Segment Open

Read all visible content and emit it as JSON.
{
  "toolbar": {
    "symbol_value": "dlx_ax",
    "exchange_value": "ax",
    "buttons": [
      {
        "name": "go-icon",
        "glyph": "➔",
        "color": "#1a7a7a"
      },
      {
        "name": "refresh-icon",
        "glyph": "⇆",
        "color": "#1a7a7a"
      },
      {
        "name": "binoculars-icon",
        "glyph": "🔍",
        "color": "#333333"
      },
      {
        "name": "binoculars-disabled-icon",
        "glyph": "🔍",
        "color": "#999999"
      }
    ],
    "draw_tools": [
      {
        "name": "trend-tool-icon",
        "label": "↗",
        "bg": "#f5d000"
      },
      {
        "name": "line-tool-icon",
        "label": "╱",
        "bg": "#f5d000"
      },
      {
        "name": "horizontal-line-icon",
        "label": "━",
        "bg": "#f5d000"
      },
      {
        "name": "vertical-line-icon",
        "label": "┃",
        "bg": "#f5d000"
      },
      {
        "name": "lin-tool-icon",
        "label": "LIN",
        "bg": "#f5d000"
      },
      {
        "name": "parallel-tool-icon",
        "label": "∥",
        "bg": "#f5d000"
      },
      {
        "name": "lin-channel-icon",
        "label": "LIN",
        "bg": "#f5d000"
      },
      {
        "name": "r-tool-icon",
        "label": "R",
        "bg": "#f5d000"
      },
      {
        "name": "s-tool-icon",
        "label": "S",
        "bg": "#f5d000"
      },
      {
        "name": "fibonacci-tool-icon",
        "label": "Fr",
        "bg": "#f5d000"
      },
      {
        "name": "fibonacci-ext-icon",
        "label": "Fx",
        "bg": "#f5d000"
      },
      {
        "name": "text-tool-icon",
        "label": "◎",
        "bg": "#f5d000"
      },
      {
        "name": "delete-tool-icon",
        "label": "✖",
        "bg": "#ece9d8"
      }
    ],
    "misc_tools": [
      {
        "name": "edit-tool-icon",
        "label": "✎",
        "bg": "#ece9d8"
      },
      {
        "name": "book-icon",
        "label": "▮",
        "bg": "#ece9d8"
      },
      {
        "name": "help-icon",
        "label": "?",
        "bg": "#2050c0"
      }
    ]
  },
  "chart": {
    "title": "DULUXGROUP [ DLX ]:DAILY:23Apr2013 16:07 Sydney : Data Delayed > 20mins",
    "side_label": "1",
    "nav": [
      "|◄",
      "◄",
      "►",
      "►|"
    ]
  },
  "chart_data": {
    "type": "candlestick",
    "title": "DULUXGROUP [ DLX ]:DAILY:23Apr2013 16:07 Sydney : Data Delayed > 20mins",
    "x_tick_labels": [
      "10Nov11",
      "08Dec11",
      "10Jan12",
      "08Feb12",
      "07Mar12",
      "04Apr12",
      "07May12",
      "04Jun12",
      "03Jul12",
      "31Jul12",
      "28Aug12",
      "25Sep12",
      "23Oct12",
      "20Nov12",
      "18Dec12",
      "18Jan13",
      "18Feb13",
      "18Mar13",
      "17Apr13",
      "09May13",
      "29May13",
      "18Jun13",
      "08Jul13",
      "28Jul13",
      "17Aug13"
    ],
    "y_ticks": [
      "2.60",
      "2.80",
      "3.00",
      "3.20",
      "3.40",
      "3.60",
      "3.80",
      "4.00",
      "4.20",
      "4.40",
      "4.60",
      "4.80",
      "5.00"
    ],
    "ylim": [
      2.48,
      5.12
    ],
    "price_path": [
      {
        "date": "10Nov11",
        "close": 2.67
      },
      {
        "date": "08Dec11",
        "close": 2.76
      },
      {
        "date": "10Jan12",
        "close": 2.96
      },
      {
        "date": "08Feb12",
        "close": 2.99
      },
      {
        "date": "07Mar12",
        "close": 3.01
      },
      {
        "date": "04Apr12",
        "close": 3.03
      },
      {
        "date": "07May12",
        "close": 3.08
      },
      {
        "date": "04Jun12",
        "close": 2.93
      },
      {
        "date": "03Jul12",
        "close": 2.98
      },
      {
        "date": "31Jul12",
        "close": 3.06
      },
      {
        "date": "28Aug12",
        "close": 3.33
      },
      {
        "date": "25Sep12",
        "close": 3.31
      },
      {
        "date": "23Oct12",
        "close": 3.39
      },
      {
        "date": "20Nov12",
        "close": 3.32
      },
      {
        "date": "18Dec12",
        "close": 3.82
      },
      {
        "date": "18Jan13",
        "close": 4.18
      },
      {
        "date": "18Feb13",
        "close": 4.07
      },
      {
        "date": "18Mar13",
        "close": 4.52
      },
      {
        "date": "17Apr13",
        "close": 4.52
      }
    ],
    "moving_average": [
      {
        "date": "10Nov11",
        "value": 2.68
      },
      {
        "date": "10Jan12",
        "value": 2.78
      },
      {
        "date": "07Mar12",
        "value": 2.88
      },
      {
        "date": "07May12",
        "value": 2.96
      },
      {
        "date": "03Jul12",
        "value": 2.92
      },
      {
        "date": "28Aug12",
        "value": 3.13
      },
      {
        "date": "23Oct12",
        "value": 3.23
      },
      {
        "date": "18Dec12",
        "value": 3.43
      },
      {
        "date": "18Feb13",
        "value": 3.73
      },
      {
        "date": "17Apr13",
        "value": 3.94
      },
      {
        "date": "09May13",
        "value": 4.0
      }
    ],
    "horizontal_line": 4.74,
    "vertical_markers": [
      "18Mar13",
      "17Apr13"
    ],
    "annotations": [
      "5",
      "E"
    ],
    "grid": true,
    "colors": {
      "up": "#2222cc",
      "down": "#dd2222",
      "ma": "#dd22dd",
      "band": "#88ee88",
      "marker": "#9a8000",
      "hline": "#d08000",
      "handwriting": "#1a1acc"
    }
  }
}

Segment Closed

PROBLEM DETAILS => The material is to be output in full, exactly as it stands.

SOLUTION TO THIS EXERCISE =>
Read all visible content and emit it as JSON.
{
  "toolbar": {
    "symbol_value": "dlx_ax",
    "exchange_value": "ax",
    "buttons": [
      {
        "name": "go-icon",
        "glyph": "➔",
        "color": "#1a7a7a"
      },
      {
        "name": "refresh-icon",
        "glyph": "⇆",
        "color": "#1a7a7a"
      },
      {
        "name": "binoculars-icon",
        "glyph": "🔍",
        "color": "#333333"
      },
      {
        "name": "binoculars-disabled-icon",
        "glyph": "🔍",
        "color": "#999999"
      }
    ],
    "draw_tools": [
      {
        "name": "trend-tool-icon",
        "label": "↗",
        "bg": "#f5d000"
      },
      {
        "name": "line-tool-icon",
        "label": "╱",
        "bg": "#f5d000"
      },
      {
        "name": "horizontal-line-icon",
        "label": "━",
        "bg": "#f5d000"
      },
      {
        "name": "vertical-line-icon",
        "label": "┃",
        "bg": "#f5d000"
      },
      {
        "name": "lin-tool-icon",
        "label": "LIN",
        "bg": "#f5d000"
      },
      {
        "name": "parallel-tool-icon",
        "label": "∥",
        "bg": "#f5d000"
      },
      {
        "name": "lin-channel-icon",
        "label": "LIN",
        "bg": "#f5d000"
      },
      {
        "name": "r-tool-icon",
        "label": "R",
        "bg": "#f5d000"
      },
      {
        "name": "s-tool-icon",
        "label": "S",
        "bg": "#f5d000"
      },
      {
        "name": "fibonacci-tool-icon",
        "label": "Fr",
        "bg": "#f5d000"
      },
      {
        "name": "fibonacci-ext-icon",
        "label": "Fx",
        "bg": "#f5d000"
      },
      {
        "name": "text-tool-icon",
        "label": "◎",
        "bg": "#f5d000"
      },
      {
        "name": "delete-tool-icon",
        "label": "✖",
        "bg": "#ece9d8"
      }
    ],
    "misc_tools": [
      {
        "name": "edit-tool-icon",
        "label": "✎",
        "bg": "#ece9d8"
      },
      {
        "name": "book-icon",
        "label": "▮",
        "bg": "#ece9d8"
      },
      {
        "name": "help-icon",
        "label": "?",
        "bg": "#2050c0"
      }
    ]
  },
  "chart": {
    "title": "DULUXGROUP [ DLX ]:DAILY:23Apr2013 16:07 Sydney : Data Delayed > 20mins",
    "side_label": "1",
    "nav": [
      "|◄",
      "◄",
      "►",
      "►|"
    ]
  },
  "chart_data": {
    "type": "candlestick",
    "title": "DULUXGROUP [ DLX ]:DAILY:23Apr2013 16:07 Sydney : Data Delayed > 20mins",
    "x_tick_labels": [
      "10Nov11",
      "08Dec11",
      "10Jan12",
      "08Feb12",
      "07Mar12",
      "04Apr12",
      "07May12",
      "04Jun12",
      "03Jul12",
      "31Jul12",
      "28Aug12",
      "25Sep12",
      "23Oct12",
      "20Nov12",
      "18Dec12",
      "18Jan13",
      "18Feb13",
      "18Mar13",
      "17Apr13",
      "09May13",
      "29May13",
      "18Jun13",
      "08Jul13",
      "28Jul13",
      "17Aug13"
    ],
    "y_ticks": [
      "2.60",
      "2.80",
      "3.00",
      "3.20",
      "3.40",
      "3.60",
      "3.80",
      "4.00",
      "4.20",
      "4.40",
      "4.60",
      "4.80",
      "5.00"
    ],
    "ylim": [
      2.48,
      5.12
    ],
    "price_path": [
      {
        "date": "10Nov11",
        "close": 2.67
      },
      {
        "date": "08Dec11",
        "close": 2.76
      },
      {
        "date": "10Jan12",
        "close": 2.96
      },
      {
        "date": "08Feb12",
        "close": 2.99
      },
      {
        "date": "07Mar12",
        "close": 3.01
      },
      {
        "date": "04Apr12",
        "close": 3.03
      },
      {
        "date": "07May12",
        "close": 3.08
      },
      {
        "date": "04Jun12",
        "close": 2.93
      },
      {
        "date": "03Jul12",
        "close": 2.98
      },
      {
        "date": "31Jul12",
        "close": 3.06
      },
      {
        "date": "28Aug12",
        "close": 3.33
      },
      {
        "date": "25Sep12",
        "close": 3.31
      },
      {
        "date": "23Oct12",
        "close": 3.39
      },
      {
        "date": "20Nov12",
        "close": 3.32
      },
      {
        "date": "18Dec12",
        "close": 3.82
      },
      {
        "date": "18Jan13",
        "close": 4.18
      },
      {
        "date": "18Feb13",
        "close": 4.07
      },
      {
        "date": "18Mar13",
        "close": 4.52
      },
      {
        "date": "17Apr13",
        "close": 4.52
      }
    ],
    "moving_average": [
      {
        "date": "10Nov11",
        "value": 2.68
      },
      {
        "date": "10Jan12",
        "value": 2.78
      },
      {
        "date": "07Mar12",
        "value": 2.88
      },
      {
        "date": "07May12",
        "value": 2.96
      },
      {
        "date": "03Jul12",
        "value": 2.92
      },
      {
        "date": "28Aug12",
        "value": 3.13
      },
      {
        "date": "23Oct12",
        "value": 3.23
      },
      {
        "date": "18Dec12",
        "value": 3.43
      },
      {
        "date": "18Feb13",
        "value": 3.73
      },
      {
        "date": "17Apr13",
        "value": 3.94
      },
      {
        "date": "09May13",
        "value": 4.0
      }
    ],
    "horizontal_line": 4.74,
    "vertical_markers": [
      "18Mar13",
      "17Apr13"
    ],
    "annotations": [
      "5",
      "E"
    ],
    "grid": true,
    "colors": {
      "up": "#2222cc",
      "down": "#dd2222",
      "ma": "#dd22dd",
      "band": "#88ee88",
      "marker": "#9a8000",
      "hline": "#d08000",
      "handwriting": "#1a1acc"
    }
  }
}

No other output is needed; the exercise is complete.